(Component data from apps and pages)
◆ ◆ ◆ ◆

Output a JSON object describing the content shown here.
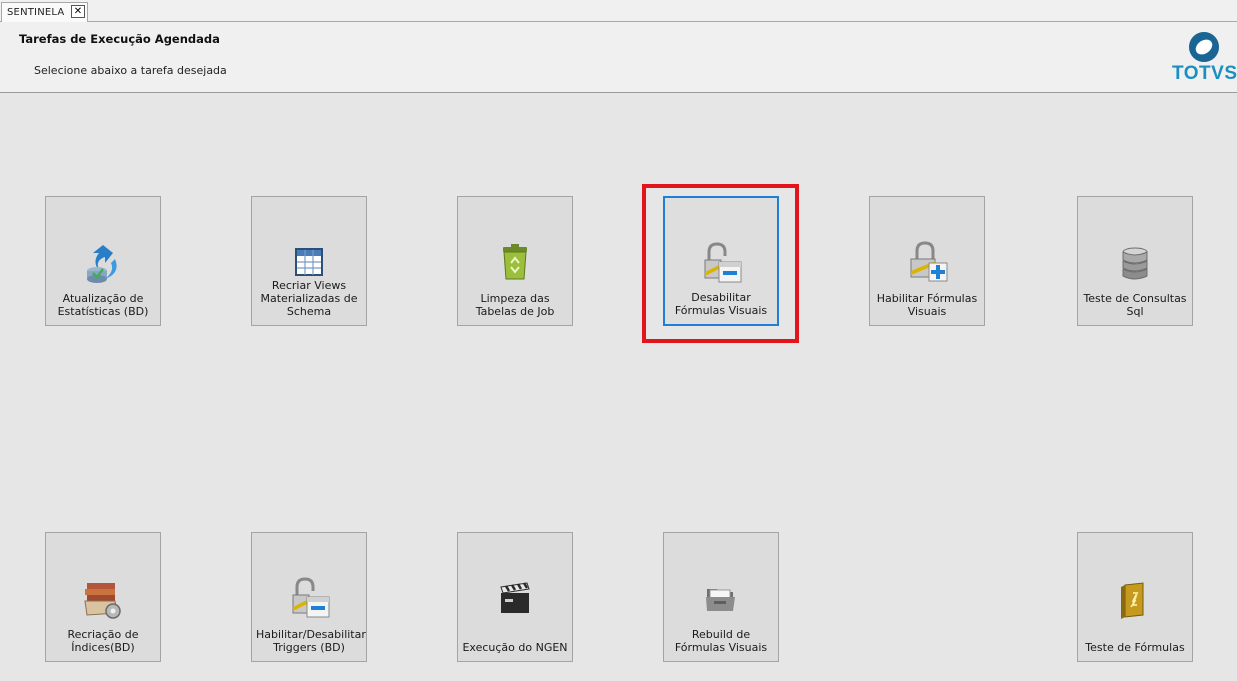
{
  "tab": {
    "label": "SENTINELA",
    "close_symbol": "✕"
  },
  "header": {
    "title": "Tarefas de Execução Agendada",
    "subtitle": "Selecione abaixo a tarefa desejada",
    "logo_text": "TOTVS"
  },
  "tiles": [
    {
      "label": "Atualização de Estatísticas (BD)",
      "icon": "refresh-database-icon"
    },
    {
      "label": "Recriar Views Materializadas de Schema",
      "icon": "table-grid-icon"
    },
    {
      "label": "Limpeza das Tabelas de Job",
      "icon": "recycle-bin-icon"
    },
    {
      "label": "Desabilitar Fórmulas Visuais",
      "icon": "lock-minus-icon",
      "selected": true
    },
    {
      "label": "Habilitar Fórmulas Visuais",
      "icon": "lock-plus-icon"
    },
    {
      "label": "Teste de Consultas Sql",
      "icon": "database-stack-icon"
    },
    {
      "label": "Recriação de Índices(BD)",
      "icon": "books-gear-icon"
    },
    {
      "label": "Habilitar/Desabilitar Triggers (BD)",
      "icon": "lock-toggle-icon"
    },
    {
      "label": "Execução do NGEN",
      "icon": "clapperboard-icon"
    },
    {
      "label": "Rebuild de Fórmulas Visuais",
      "icon": "folder-open-icon"
    },
    {
      "label": "Teste de Fórmulas",
      "icon": "formula-book-icon"
    }
  ],
  "colors": {
    "selected_border": "#1e7fd6",
    "highlight_frame": "#e2141c",
    "logo_blue": "#1a8fc0"
  }
}
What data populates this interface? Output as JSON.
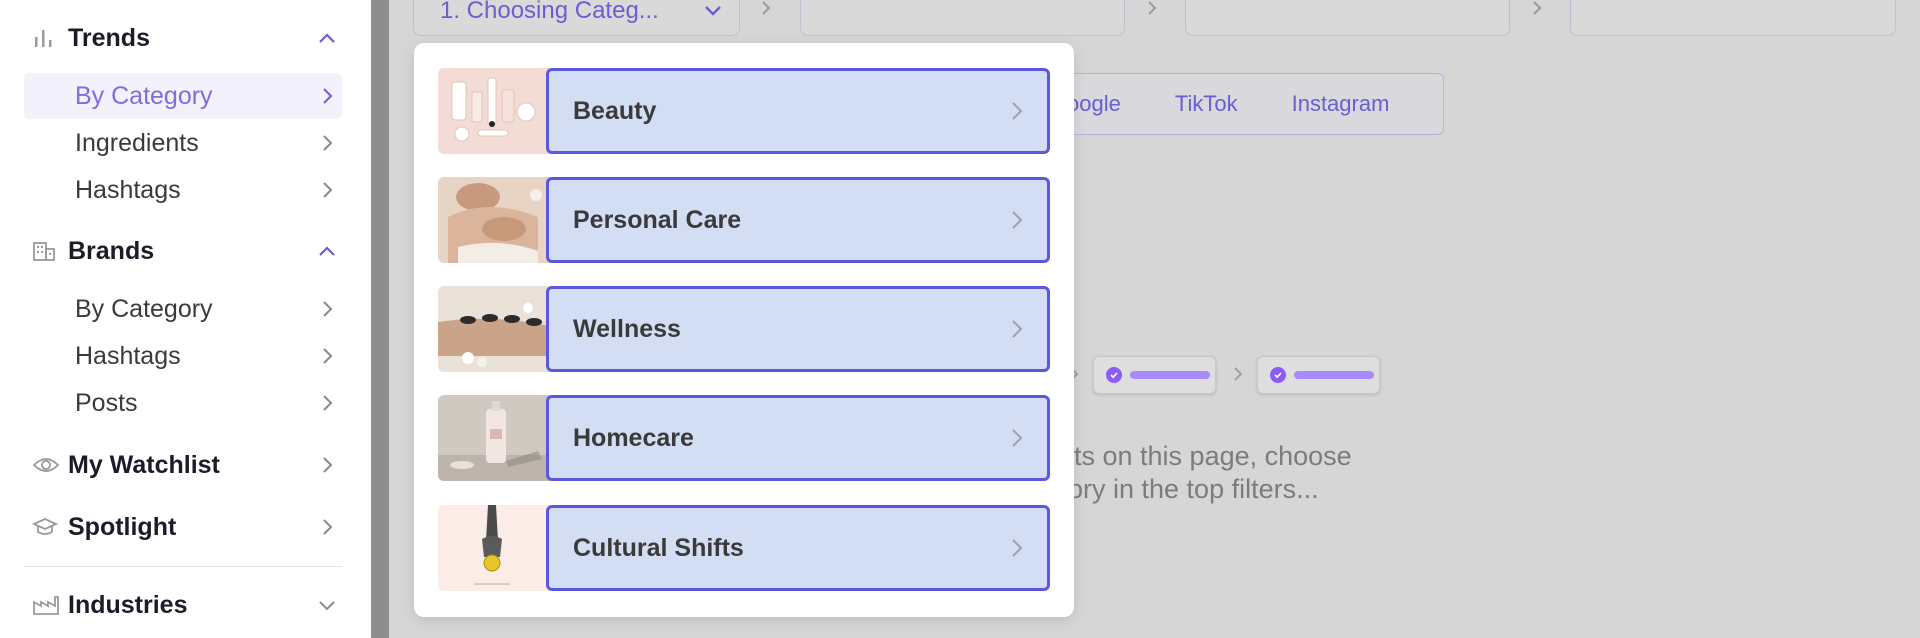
{
  "sidebar": {
    "trends": {
      "title": "Trends",
      "items": [
        {
          "label": "By Category",
          "active": true
        },
        {
          "label": "Ingredients"
        },
        {
          "label": "Hashtags"
        }
      ]
    },
    "brands": {
      "title": "Brands",
      "items": [
        {
          "label": "By Category"
        },
        {
          "label": "Hashtags"
        },
        {
          "label": "Posts"
        }
      ]
    },
    "watchlist": {
      "title": "My Watchlist"
    },
    "spotlight": {
      "title": "Spotlight"
    },
    "industries": {
      "title": "Industries"
    }
  },
  "breadcrumb": {
    "step1_label": "1. Choosing Categ..."
  },
  "platforms": {
    "partial_google": "oogle",
    "tiktok": "TikTok",
    "instagram": "Instagram"
  },
  "hint": {
    "line1": "lts on this page, choose",
    "line2": "ory in the top filters..."
  },
  "dropdown": {
    "categories": [
      {
        "label": "Beauty"
      },
      {
        "label": "Personal Care"
      },
      {
        "label": "Wellness"
      },
      {
        "label": "Homecare"
      },
      {
        "label": "Cultural Shifts"
      }
    ]
  },
  "colors": {
    "accent": "#6a5ed0",
    "category_fill": "#d3ddf3",
    "category_border": "#5b57e0",
    "active_bg": "#f3f1fc"
  }
}
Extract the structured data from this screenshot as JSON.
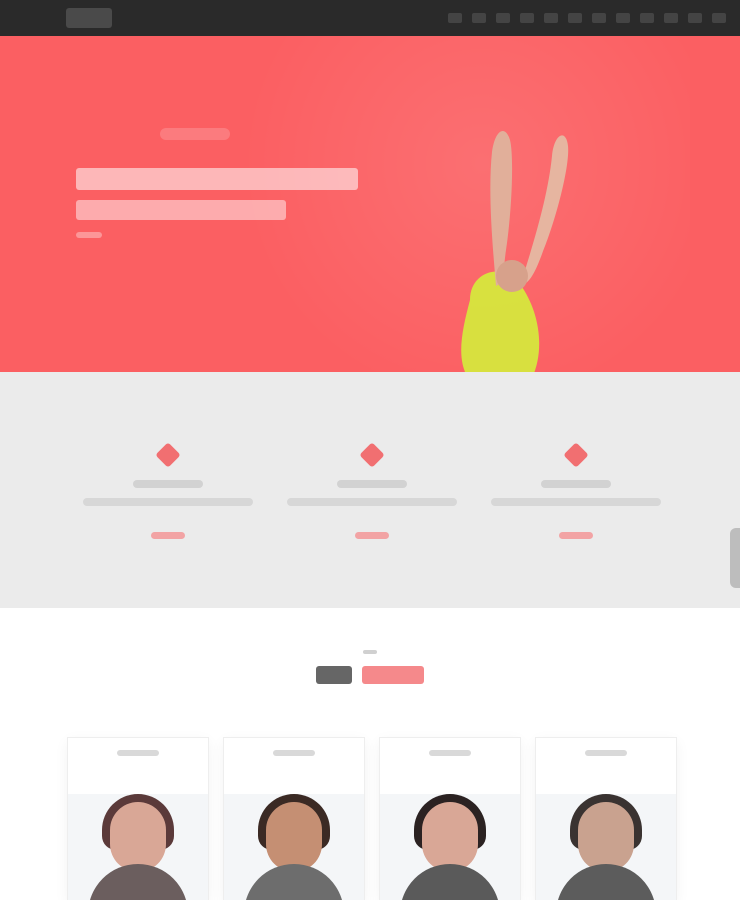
{
  "colors": {
    "topbar": "#2a2a2a",
    "hero": "#fb5f62",
    "accent": "#f26264",
    "features_bg": "#ebebeb",
    "page_bg": "#ffffff"
  },
  "icons": {
    "feature_icon": "diamond-icon"
  },
  "header": {
    "logo_text": "",
    "nav_items": [
      "",
      "",
      "",
      "",
      "",
      "",
      "",
      "",
      "",
      "",
      "",
      ""
    ]
  },
  "hero": {
    "kicker": "",
    "headline_1": "",
    "headline_2": "",
    "subtext": ""
  },
  "features": [
    {
      "title": "",
      "description": "",
      "more_label": ""
    },
    {
      "title": "",
      "description": "",
      "more_label": ""
    },
    {
      "title": "",
      "description": "",
      "more_label": ""
    }
  ],
  "team": {
    "small_label": "",
    "title_dark": "",
    "title_accent": "",
    "cards": [
      {
        "caption": ""
      },
      {
        "caption": ""
      },
      {
        "caption": ""
      },
      {
        "caption": ""
      }
    ]
  }
}
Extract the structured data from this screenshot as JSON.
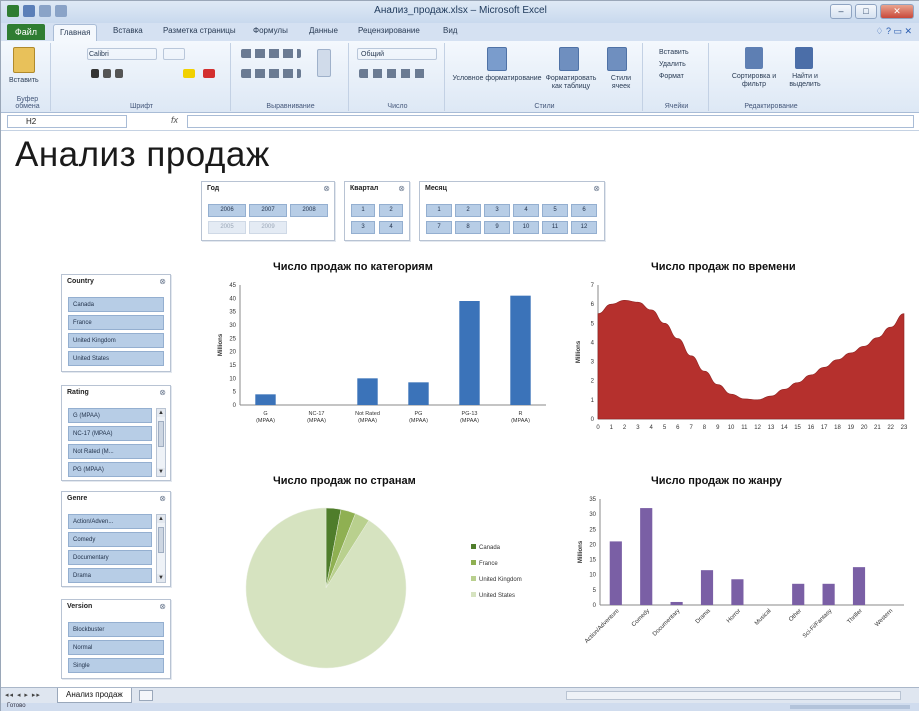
{
  "window": {
    "title": "Анализ_продаж.xlsx – Microsoft Excel",
    "minimize": "–",
    "maximize": "□",
    "close": "✕"
  },
  "ribbon": {
    "file_tab": "Файл",
    "tabs": [
      "Главная",
      "Вставка",
      "Разметка страницы",
      "Формулы",
      "Данные",
      "Рецензирование",
      "Вид"
    ],
    "help": "♢ ? ▭ ✕",
    "groups": {
      "clipboard": "Буфер обмена",
      "font": "Шрифт",
      "alignment": "Выравнивание",
      "number": "Число",
      "styles": "Стили",
      "cells": "Ячейки",
      "editing": "Редактирование"
    },
    "font_name": "Calibri",
    "number_format": "Общий",
    "buttons": {
      "paste": "Вставить",
      "conditional": "Условное форматирование",
      "as_table": "Форматировать как таблицу",
      "cell_styles": "Стили ячеек",
      "insert": "Вставить",
      "delete": "Удалить",
      "format": "Формат",
      "sort": "Сортировка и фильтр",
      "find": "Найти и выделить"
    }
  },
  "formula_bar": {
    "name_box": "H2",
    "fx": "fx"
  },
  "sheet": {
    "title": "Анализ продаж",
    "tab_name": "Анализ продаж",
    "tab_nav": "◂◂ ◂ ▸ ▸▸"
  },
  "slicers": {
    "year": {
      "title": "Год",
      "clear": "⊗",
      "items": [
        {
          "label": "2006",
          "on": true
        },
        {
          "label": "2007",
          "on": true
        },
        {
          "label": "2008",
          "on": true
        },
        {
          "label": "2005",
          "on": false
        },
        {
          "label": "2009",
          "on": false
        }
      ]
    },
    "quarter": {
      "title": "Квартал",
      "clear": "⊗",
      "items": [
        "1",
        "2",
        "3",
        "4"
      ]
    },
    "month": {
      "title": "Месяц",
      "clear": "⊗",
      "items": [
        "1",
        "2",
        "3",
        "4",
        "5",
        "6",
        "7",
        "8",
        "9",
        "10",
        "11",
        "12"
      ]
    },
    "country": {
      "title": "Country",
      "clear": "⊗",
      "items": [
        "Canada",
        "France",
        "United Kingdom",
        "United States"
      ]
    },
    "rating": {
      "title": "Rating",
      "clear": "⊗",
      "items": [
        "G (MPAA)",
        "NC-17 (MPAA)",
        "Not Rated (M...",
        "PG (MPAA)"
      ]
    },
    "genre": {
      "title": "Genre",
      "clear": "⊗",
      "items": [
        "Action/Adven...",
        "Comedy",
        "Documentary",
        "Drama"
      ]
    },
    "version": {
      "title": "Version",
      "clear": "⊗",
      "items": [
        "Blockbuster",
        "Normal",
        "Single"
      ]
    }
  },
  "chart_data": [
    {
      "type": "bar",
      "title": "Число продаж по категориям",
      "ylabel": "Millions",
      "categories": [
        "G (MPAA)",
        "NC-17 (MPAA)",
        "Not Rated (MPAA)",
        "PG (MPAA)",
        "PG-13 (MPAA)",
        "R (MPAA)"
      ],
      "values": [
        4,
        0,
        10,
        8.5,
        39,
        41
      ],
      "ylim": [
        0,
        45
      ],
      "yticks": [
        0,
        5,
        10,
        15,
        20,
        25,
        30,
        35,
        40,
        45
      ],
      "color": "#3b73b9"
    },
    {
      "type": "area",
      "title": "Число продаж по времени",
      "ylabel": "Millions",
      "x": [
        0,
        1,
        2,
        3,
        4,
        5,
        6,
        7,
        8,
        9,
        10,
        11,
        12,
        13,
        14,
        15,
        16,
        17,
        18,
        19,
        20,
        21,
        22,
        23
      ],
      "values": [
        5.5,
        6.0,
        6.2,
        6.1,
        5.7,
        5.0,
        4.2,
        3.3,
        2.5,
        1.8,
        1.3,
        1.05,
        1.0,
        1.2,
        1.55,
        1.9,
        2.3,
        2.7,
        3.1,
        3.45,
        3.8,
        4.25,
        4.8,
        5.5
      ],
      "ylim": [
        0,
        7
      ],
      "yticks": [
        0,
        1,
        2,
        3,
        4,
        5,
        6,
        7
      ],
      "color": "#b5302d"
    },
    {
      "type": "pie",
      "title": "Число продаж по странам",
      "categories": [
        "Canada",
        "France",
        "United Kingdom",
        "United States"
      ],
      "values": [
        3,
        3,
        3,
        91
      ],
      "colors": [
        "#4f7d2b",
        "#8fb052",
        "#b9d08e",
        "#d6e3c0"
      ],
      "legend": "right"
    },
    {
      "type": "bar",
      "title": "Число продаж по жанру",
      "ylabel": "Millions",
      "categories": [
        "Action/Adventure",
        "Comedy",
        "Documentary",
        "Drama",
        "Horror",
        "Musical",
        "Other",
        "Sci-Fi/Fantasy",
        "Thriller",
        "Western"
      ],
      "values": [
        21,
        32,
        1,
        11.5,
        8.5,
        0,
        7,
        7,
        12.5,
        0
      ],
      "ylim": [
        0,
        35
      ],
      "yticks": [
        0,
        5,
        10,
        15,
        20,
        25,
        30,
        35
      ],
      "color": "#7a5fa5"
    }
  ],
  "status": {
    "text": "Готово"
  }
}
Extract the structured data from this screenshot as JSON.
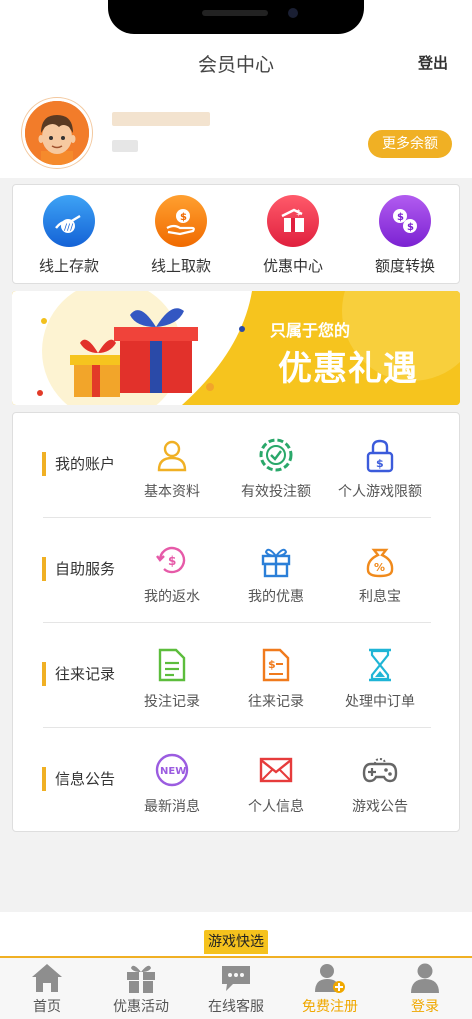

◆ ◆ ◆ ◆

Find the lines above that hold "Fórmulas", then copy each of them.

• [Result]
      "label": "Desabilitar Fórmulas Visuais",
      "label": "Habilitar Fórmulas Visuais",
      "label": "Rebuild de Fórmulas Visuais",
      "label": "Teste de Fórmulas",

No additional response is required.